In a recent study posted to the medRxiv* preprint server, researchers evaluated cell-mediated immune response (CMIR) in inflammatory bowel disease (IBD) patients following immunization with two doses of coronavirus disease 2019 (COVID-19) vaccine.
The messenger ribonucleic acid (mRNA)-based COVID-19 vaccines, including the mRNA-1273 and BNT162b2 vaccines, effectively protect the general population against severe acute respiratory syndrome coronavirus 2 (SARS-CoV-2) infection. Moreover, several previous studies have demonstrated that 95-99% of IBD patients mounted a measurable antibody response after the two-dose mRNA vaccination series, whereas 100% achieved a substantial antibody response after three doses.
Contrastingly, patients with IBD who were unable to mount an antibody response received the BNT162b2 vaccine. Additionally, they were older, on combination therapy with an anti-tumor necrosis factor-alpha (TNF-alpha) inhibitor and an immunomodulator.
About the study
A prospective, non-randomized study, termed the “HumoRal and CellULar initial and Sustained immunogenicity in patients with IBD” (HERCULES), was conducted at the University of Wisconsin-Madison (UW) and Mayo Clinic Florida (MAYOFL) to evaluate the CMIR of vaccinated IBD patients. The Institutional Review Board at the UW and MAYOFL approved this study.
The researchers created two study cohorts, with 158 participants with IBD and 20 healthy controls (HCs), respectively. The selection criteria for the IBD cohort was that the participants were on stable medication therapy, and HCs had to produce documented proof that they were not on any immunosuppressive therapy and completed their mRNA primary vaccination series.

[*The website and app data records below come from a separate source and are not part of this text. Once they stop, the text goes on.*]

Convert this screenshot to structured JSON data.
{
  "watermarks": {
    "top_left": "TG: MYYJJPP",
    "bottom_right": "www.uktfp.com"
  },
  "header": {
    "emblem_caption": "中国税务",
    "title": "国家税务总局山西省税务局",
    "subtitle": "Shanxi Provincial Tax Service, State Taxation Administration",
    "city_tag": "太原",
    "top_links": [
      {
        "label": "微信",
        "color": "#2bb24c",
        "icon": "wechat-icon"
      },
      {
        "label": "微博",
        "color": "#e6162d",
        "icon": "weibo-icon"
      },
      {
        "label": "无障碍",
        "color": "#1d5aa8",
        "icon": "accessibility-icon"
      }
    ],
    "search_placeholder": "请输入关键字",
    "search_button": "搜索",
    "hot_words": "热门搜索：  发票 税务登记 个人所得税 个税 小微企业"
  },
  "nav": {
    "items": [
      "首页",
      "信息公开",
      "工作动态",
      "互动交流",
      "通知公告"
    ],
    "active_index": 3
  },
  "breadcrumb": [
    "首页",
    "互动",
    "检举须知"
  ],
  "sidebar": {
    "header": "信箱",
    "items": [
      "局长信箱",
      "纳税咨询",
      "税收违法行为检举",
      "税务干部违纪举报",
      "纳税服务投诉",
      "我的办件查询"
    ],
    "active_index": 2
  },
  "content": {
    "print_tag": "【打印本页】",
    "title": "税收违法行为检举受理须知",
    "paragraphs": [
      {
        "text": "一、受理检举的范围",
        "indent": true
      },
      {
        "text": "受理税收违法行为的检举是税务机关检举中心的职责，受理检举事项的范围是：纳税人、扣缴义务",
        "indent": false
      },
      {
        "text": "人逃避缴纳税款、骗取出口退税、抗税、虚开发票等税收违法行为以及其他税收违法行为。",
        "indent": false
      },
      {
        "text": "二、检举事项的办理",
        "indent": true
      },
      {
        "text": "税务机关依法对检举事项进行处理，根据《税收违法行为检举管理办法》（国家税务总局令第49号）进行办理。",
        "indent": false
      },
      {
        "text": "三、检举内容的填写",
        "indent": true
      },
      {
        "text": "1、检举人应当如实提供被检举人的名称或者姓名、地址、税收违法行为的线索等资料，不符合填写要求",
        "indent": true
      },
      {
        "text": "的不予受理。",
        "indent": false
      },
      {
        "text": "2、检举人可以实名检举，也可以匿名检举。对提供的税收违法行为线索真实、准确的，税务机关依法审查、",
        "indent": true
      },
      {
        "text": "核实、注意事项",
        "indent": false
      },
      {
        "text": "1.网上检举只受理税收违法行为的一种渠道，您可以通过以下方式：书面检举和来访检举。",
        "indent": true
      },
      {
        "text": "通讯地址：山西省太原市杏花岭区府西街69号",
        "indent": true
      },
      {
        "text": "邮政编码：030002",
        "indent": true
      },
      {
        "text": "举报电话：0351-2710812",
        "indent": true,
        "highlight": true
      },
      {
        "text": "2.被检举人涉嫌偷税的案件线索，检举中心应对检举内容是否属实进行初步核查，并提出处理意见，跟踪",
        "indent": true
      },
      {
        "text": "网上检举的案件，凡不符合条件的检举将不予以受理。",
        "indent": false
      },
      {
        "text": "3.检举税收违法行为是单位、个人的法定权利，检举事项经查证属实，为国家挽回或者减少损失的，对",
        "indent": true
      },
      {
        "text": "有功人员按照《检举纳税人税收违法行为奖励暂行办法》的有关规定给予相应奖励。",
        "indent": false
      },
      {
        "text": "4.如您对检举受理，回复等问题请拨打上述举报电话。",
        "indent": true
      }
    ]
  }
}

The primary outcome was the evaluation of CMIR in the cohort of IBD patients against the mRNA-based COVID-19 vaccine. The secondary study outcomes were: i) a comparison of the CMIR in patients with IBD and HCs, and ii) measuring CMIR, as well as a humoral immune response in both the study cohorts.
The researchers measured the humoral immune response and CMIR in IBD patients 28–35 days after the two-dose mRNA vaccine series and at approximately 30 days in HCs, following a similar protocol used for all COVID-19 immunogenicity clinical trials.
The authors could evaluate T cell responses to SARS-CoV-2 spike (S) antigens in 151 patients with IBD and 18 HCs; likewise, they measured anti-S antibody levels in samples of 152 patients with IBD and 18 HCs. Additionally, they observed no significant differences in S-specific T cell responses between those on anti-TNF therapy or Janus kinase inhibitors (JAK) inhibitors compared to other therapies.
While most IBD patients had a CMIR (89%) and a humoral immune response (97%), among HC, only one had a CMIR, and all had a humoral immune response to an mRNA vaccine series.
Also, the authors could not find any compelling evidence of an association between levels of antibody and CMIR, as three of the four participants with no measurable anti-S antibodies showed a CMIR.
Compared to those taking immunosuppressive medication(s), IBD patients not undergoing such treatments had a lower humoral response but not a lowered CMIR.
To summarize, the study findings demonstrated that mRNA vaccine-induced antibody levels and CMIR are not correlated. It indeed is a surprising revelation as in other immunosuppressed populations, for instance, in solid organ transplant recipients, reported CMIR rates are in the range of 36-46%. Similarly, in patients taking B-cell depleting therapy and with psoriasis on an immunomodulator, CMIR rates of 58% and 62-74% have been reported.
The Advisory Committee on Immunization Practices (ACIP) recommended booster dose for those who were moderate to severely immunocompromised based on evidence that solid organ transplant recipients had a suboptimal antibody response (56%) after the primary COVID-19 vaccination series. The humoral immune response in study subjects remained relatively higher than reported in previous studies examining such response in the immunosuppressed populations.
More importantly, the humoral immune response provides an incomplete measure of the COVID-19 vaccine-induced immune response. Additionally, most patients with IBD mounted a vaccine-induced immune response after an mRNA COVID-19 primary series, similar to HCs, suggesting that they might not necessarily require a third dose as previously speculated.
Future studies should specifically evaluate sustained CMIR, the impact of booster dosing on CMIR, and long-term antibody concentrations and CMIR in patients with IBD. In the future, data from such studies could help ascertain whether IBD patients on immune-modifying therapies may benefit from a booster dose or a mix and match immunization strategy and how these therapies may impact sustained humoral and CMIR.
medRxiv publishes preliminary scientific reports that are not peer-reviewed and, therefore, should not be regarded as conclusive, guide clinical practice/health-related behavior, or treated as established information.